## Records for this task
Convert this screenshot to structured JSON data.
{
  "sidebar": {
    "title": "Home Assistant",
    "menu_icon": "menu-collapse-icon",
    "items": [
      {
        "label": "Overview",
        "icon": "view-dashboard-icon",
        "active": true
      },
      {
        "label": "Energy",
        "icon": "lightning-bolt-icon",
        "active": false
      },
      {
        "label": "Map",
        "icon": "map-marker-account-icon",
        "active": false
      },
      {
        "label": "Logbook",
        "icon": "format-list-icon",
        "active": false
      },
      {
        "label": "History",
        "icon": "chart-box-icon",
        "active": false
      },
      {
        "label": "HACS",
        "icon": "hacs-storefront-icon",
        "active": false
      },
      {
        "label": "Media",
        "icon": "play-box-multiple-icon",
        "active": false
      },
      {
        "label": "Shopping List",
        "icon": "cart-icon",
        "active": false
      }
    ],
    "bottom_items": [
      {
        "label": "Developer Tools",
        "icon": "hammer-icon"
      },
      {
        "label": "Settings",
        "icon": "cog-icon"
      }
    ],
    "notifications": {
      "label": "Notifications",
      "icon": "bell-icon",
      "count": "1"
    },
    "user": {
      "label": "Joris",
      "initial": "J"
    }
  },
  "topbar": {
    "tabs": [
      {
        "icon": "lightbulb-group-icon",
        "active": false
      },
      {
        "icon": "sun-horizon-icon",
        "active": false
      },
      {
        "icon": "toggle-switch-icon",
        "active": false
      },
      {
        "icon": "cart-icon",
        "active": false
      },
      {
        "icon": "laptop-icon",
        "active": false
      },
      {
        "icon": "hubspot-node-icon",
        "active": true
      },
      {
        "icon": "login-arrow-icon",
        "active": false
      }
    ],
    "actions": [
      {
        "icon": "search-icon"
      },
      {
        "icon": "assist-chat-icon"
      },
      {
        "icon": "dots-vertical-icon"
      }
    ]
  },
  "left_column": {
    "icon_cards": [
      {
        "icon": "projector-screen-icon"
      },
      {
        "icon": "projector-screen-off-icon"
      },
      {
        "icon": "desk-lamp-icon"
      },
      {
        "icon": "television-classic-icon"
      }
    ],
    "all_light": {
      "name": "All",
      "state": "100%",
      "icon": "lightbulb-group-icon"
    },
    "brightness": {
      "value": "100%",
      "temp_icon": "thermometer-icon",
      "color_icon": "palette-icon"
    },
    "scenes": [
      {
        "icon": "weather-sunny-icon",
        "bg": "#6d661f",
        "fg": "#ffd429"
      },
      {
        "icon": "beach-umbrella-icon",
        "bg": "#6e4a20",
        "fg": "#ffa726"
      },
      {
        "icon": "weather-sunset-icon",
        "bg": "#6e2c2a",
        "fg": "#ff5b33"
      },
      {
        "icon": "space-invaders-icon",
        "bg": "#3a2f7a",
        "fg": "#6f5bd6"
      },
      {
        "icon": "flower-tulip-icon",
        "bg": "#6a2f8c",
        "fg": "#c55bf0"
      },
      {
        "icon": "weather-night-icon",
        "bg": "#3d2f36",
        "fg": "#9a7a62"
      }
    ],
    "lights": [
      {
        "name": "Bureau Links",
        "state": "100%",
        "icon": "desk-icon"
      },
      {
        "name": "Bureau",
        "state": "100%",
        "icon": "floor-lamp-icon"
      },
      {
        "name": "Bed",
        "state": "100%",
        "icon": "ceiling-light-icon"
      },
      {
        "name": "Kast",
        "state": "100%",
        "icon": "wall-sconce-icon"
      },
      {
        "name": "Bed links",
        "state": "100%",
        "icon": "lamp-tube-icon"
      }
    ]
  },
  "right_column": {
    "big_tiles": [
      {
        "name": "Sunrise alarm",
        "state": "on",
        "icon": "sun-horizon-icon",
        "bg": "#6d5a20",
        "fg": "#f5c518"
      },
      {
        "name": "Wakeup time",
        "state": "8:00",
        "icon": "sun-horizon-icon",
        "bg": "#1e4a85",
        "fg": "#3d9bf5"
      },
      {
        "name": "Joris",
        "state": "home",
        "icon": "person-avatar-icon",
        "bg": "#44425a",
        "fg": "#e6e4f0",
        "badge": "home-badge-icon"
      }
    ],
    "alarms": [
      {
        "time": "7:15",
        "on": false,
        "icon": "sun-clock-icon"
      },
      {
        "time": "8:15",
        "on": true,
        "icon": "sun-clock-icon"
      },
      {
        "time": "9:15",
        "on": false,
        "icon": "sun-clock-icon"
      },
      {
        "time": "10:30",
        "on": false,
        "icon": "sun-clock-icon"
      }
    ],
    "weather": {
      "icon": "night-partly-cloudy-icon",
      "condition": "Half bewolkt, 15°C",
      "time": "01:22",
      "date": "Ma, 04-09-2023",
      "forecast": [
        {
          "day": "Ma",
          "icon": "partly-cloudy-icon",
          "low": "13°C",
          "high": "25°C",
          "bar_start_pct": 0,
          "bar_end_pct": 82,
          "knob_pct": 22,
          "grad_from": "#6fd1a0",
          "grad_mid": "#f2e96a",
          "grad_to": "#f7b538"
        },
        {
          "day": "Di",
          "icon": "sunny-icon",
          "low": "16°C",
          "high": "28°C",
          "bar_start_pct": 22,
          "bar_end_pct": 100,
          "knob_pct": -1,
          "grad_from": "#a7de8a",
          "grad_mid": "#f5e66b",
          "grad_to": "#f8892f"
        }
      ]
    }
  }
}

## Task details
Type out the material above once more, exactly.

## Exercise solution
Convert this screenshot to structured JSON data.
{
  "sidebar": {
    "title": "Home Assistant",
    "menu_icon": "menu-collapse-icon",
    "items": [
      {
        "label": "Overview",
        "icon": "view-dashboard-icon",
        "active": true
      },
      {
        "label": "Energy",
        "icon": "lightning-bolt-icon",
        "active": false
      },
      {
        "label": "Map",
        "icon": "map-marker-account-icon",
        "active": false
      },
      {
        "label": "Logbook",
        "icon": "format-list-icon",
        "active": false
      },
      {
        "label": "History",
        "icon": "chart-box-icon",
        "active": false
      },
      {
        "label": "HACS",
        "icon": "hacs-storefront-icon",
        "active": false
      },
      {
        "label": "Media",
        "icon": "play-box-multiple-icon",
        "active": false
      },
      {
        "label": "Shopping List",
        "icon": "cart-icon",
        "active": false
      }
    ],
    "bottom_items": [
      {
        "label": "Developer Tools",
        "icon": "hammer-icon"
      },
      {
        "label": "Settings",
        "icon": "cog-icon"
      }
    ],
    "notifications": {
      "label": "Notifications",
      "icon": "bell-icon",
      "count": "1"
    },
    "user": {
      "label": "Joris",
      "initial": "J"
    }
  },
  "topbar": {
    "tabs": [
      {
        "icon": "lightbulb-group-icon",
        "active": false
      },
      {
        "icon": "sun-horizon-icon",
        "active": false
      },
      {
        "icon": "toggle-switch-icon",
        "active": false
      },
      {
        "icon": "cart-icon",
        "active": false
      },
      {
        "icon": "laptop-icon",
        "active": false
      },
      {
        "icon": "hubspot-node-icon",
        "active": true
      },
      {
        "icon": "login-arrow-icon",
        "active": false
      }
    ],
    "actions": [
      {
        "icon": "search-icon"
      },
      {
        "icon": "assist-chat-icon"
      },
      {
        "icon": "dots-vertical-icon"
      }
    ]
  },
  "left_column": {
    "icon_cards": [
      {
        "icon": "projector-screen-icon"
      },
      {
        "icon": "projector-screen-off-icon"
      },
      {
        "icon": "desk-lamp-icon"
      },
      {
        "icon": "television-classic-icon"
      }
    ],
    "all_light": {
      "name": "All",
      "state": "100%",
      "icon": "lightbulb-group-icon"
    },
    "brightness": {
      "value": "100%",
      "temp_icon": "thermometer-icon",
      "color_icon": "palette-icon"
    },
    "scenes": [
      {
        "icon": "weather-sunny-icon",
        "bg": "#6d661f",
        "fg": "#ffd429"
      },
      {
        "icon": "beach-umbrella-icon",
        "bg": "#6e4a20",
        "fg": "#ffa726"
      },
      {
        "icon": "weather-sunset-icon",
        "bg": "#6e2c2a",
        "fg": "#ff5b33"
      },
      {
        "icon": "space-invaders-icon",
        "bg": "#3a2f7a",
        "fg": "#6f5bd6"
      },
      {
        "icon": "flower-tulip-icon",
        "bg": "#6a2f8c",
        "fg": "#c55bf0"
      },
      {
        "icon": "weather-night-icon",
        "bg": "#3d2f36",
        "fg": "#9a7a62"
      }
    ],
    "lights": [
      {
        "name": "Bureau Links",
        "state": "100%",
        "icon": "desk-icon"
      },
      {
        "name": "Bureau",
        "state": "100%",
        "icon": "floor-lamp-icon"
      },
      {
        "name": "Bed",
        "state": "100%",
        "icon": "ceiling-light-icon"
      },
      {
        "name": "Kast",
        "state": "100%",
        "icon": "wall-sconce-icon"
      },
      {
        "name": "Bed links",
        "state": "100%",
        "icon": "lamp-tube-icon"
      }
    ]
  },
  "right_column": {
    "big_tiles": [
      {
        "name": "Sunrise alarm",
        "state": "on",
        "icon": "sun-horizon-icon",
        "bg": "#6d5a20",
        "fg": "#f5c518"
      },
      {
        "name": "Wakeup time",
        "state": "8:00",
        "icon": "sun-horizon-icon",
        "bg": "#1e4a85",
        "fg": "#3d9bf5"
      },
      {
        "name": "Joris",
        "state": "home",
        "icon": "person-avatar-icon",
        "bg": "#44425a",
        "fg": "#e6e4f0",
        "badge": "home-badge-icon"
      }
    ],
    "alarms": [
      {
        "time": "7:15",
        "on": false,
        "icon": "sun-clock-icon"
      },
      {
        "time": "8:15",
        "on": true,
        "icon": "sun-clock-icon"
      },
      {
        "time": "9:15",
        "on": false,
        "icon": "sun-clock-icon"
      },
      {
        "time": "10:30",
        "on": false,
        "icon": "sun-clock-icon"
      }
    ],
    "weather": {
      "icon": "night-partly-cloudy-icon",
      "condition": "Half bewolkt, 15°C",
      "time": "01:22",
      "date": "Ma, 04-09-2023",
      "forecast": [
        {
          "day": "Ma",
          "icon": "partly-cloudy-icon",
          "low": "13°C",
          "high": "25°C",
          "bar_start_pct": 0,
          "bar_end_pct": 82,
          "knob_pct": 22,
          "grad_from": "#6fd1a0",
          "grad_mid": "#f2e96a",
          "grad_to": "#f7b538"
        },
        {
          "day": "Di",
          "icon": "sunny-icon",
          "low": "16°C",
          "high": "28°C",
          "bar_start_pct": 22,
          "bar_end_pct": 100,
          "knob_pct": -1,
          "grad_from": "#a7de8a",
          "grad_mid": "#f5e66b",
          "grad_to": "#f8892f"
        }
      ]
    }
  }
}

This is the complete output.